THE TASK :: Set down every entry once more, character for character.

--

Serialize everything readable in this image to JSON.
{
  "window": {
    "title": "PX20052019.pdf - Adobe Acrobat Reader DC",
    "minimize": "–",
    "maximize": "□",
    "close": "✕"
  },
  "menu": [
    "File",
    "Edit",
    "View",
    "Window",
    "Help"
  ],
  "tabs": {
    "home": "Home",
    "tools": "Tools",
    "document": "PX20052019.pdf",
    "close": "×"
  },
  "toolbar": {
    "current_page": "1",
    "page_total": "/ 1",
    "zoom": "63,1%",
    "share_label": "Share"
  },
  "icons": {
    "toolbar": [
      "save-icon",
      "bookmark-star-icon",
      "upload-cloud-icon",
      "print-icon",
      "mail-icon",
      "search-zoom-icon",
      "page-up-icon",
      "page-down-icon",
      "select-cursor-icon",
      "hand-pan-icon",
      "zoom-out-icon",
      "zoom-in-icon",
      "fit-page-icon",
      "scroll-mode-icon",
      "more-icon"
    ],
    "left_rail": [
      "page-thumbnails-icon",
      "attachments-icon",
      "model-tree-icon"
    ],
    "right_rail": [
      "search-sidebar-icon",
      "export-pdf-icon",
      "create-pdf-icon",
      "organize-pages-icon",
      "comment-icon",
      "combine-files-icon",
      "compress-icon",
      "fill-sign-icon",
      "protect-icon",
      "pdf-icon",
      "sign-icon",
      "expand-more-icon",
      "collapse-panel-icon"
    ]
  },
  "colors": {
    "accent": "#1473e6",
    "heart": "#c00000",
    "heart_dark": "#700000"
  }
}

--

SOLUTION TO THE EXERCISE ::
Serialize everything readable in this image to JSON.
{
  "window": {
    "title": "PX20052019.pdf - Adobe Acrobat Reader DC",
    "minimize": "–",
    "maximize": "□",
    "close": "✕"
  },
  "menu": [
    "File",
    "Edit",
    "View",
    "Window",
    "Help"
  ],
  "tabs": {
    "home": "Home",
    "tools": "Tools",
    "document": "PX20052019.pdf",
    "close": "×"
  },
  "toolbar": {
    "current_page": "1",
    "page_total": "/ 1",
    "zoom": "63,1%",
    "share_label": "Share"
  },
  "icons": {
    "toolbar": [
      "save-icon",
      "bookmark-star-icon",
      "upload-cloud-icon",
      "print-icon",
      "mail-icon",
      "search-zoom-icon",
      "page-up-icon",
      "page-down-icon",
      "select-cursor-icon",
      "hand-pan-icon",
      "zoom-out-icon",
      "zoom-in-icon",
      "fit-page-icon",
      "scroll-mode-icon",
      "more-icon"
    ],
    "left_rail": [
      "page-thumbnails-icon",
      "attachments-icon",
      "model-tree-icon"
    ],
    "right_rail": [
      "search-sidebar-icon",
      "export-pdf-icon",
      "create-pdf-icon",
      "organize-pages-icon",
      "comment-icon",
      "combine-files-icon",
      "compress-icon",
      "fill-sign-icon",
      "protect-icon",
      "pdf-icon",
      "sign-icon",
      "expand-more-icon",
      "collapse-panel-icon"
    ]
  },
  "colors": {
    "accent": "#1473e6",
    "heart": "#c00000",
    "heart_dark": "#700000"
  }
}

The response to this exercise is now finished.